◆ INFORMATION:
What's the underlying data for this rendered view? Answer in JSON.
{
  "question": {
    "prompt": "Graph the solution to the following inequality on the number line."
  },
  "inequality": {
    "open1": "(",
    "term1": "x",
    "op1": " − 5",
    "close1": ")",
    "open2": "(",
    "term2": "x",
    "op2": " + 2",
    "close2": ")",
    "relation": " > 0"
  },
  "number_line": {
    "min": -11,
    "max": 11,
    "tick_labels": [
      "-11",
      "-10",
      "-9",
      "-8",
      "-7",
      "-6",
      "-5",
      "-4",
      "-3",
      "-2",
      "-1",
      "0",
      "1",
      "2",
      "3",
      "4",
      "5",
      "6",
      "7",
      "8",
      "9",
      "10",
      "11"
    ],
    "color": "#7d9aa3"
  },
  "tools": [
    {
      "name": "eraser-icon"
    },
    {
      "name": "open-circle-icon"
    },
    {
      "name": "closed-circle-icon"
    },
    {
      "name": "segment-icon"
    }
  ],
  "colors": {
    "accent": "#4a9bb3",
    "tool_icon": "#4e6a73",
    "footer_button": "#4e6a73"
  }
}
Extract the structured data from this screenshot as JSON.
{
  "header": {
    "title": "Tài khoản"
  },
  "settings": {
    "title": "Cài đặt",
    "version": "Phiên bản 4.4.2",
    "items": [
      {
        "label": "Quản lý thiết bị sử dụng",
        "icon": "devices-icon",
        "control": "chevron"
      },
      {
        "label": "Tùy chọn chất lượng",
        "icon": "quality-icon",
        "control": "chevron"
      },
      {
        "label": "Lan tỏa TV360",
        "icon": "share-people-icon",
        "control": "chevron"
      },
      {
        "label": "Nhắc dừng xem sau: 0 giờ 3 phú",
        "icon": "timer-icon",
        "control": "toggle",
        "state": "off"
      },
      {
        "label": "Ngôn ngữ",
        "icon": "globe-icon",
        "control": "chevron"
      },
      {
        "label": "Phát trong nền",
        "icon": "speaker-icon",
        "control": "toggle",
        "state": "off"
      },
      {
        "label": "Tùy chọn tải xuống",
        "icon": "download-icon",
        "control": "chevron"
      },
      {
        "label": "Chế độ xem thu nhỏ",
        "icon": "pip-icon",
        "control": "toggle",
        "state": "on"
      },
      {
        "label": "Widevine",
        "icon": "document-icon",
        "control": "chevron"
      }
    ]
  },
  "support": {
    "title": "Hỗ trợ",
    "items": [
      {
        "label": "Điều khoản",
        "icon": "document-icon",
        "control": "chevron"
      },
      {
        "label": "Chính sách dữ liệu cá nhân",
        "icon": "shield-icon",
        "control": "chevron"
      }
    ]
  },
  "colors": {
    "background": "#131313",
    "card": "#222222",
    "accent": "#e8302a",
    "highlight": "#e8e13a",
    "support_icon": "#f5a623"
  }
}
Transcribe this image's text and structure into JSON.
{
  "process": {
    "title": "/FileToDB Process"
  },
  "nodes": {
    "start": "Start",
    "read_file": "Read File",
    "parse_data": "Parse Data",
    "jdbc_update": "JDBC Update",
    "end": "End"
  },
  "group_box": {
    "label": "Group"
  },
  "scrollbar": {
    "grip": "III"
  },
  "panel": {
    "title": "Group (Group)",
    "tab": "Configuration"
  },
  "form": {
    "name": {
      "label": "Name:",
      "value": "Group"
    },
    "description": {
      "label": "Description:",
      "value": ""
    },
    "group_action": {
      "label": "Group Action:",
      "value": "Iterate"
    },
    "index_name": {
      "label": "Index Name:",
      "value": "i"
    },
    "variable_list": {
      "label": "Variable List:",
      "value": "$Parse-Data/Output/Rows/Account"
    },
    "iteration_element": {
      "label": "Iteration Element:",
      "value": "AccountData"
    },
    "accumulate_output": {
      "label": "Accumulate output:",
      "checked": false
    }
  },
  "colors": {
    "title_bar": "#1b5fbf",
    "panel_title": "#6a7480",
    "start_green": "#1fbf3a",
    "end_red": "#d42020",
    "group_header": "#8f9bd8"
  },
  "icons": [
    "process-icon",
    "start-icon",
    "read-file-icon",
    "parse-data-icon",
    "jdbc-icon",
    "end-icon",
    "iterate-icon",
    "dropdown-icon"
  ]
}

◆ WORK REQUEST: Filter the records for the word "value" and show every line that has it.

◆ EXERCISE RESPONSE:
      "value": "Group"
      "value": ""
      "value": "Iterate"
      "value": "i"
      "value": "$Parse-Data/Output/Rows/Account"
      "value": "AccountData"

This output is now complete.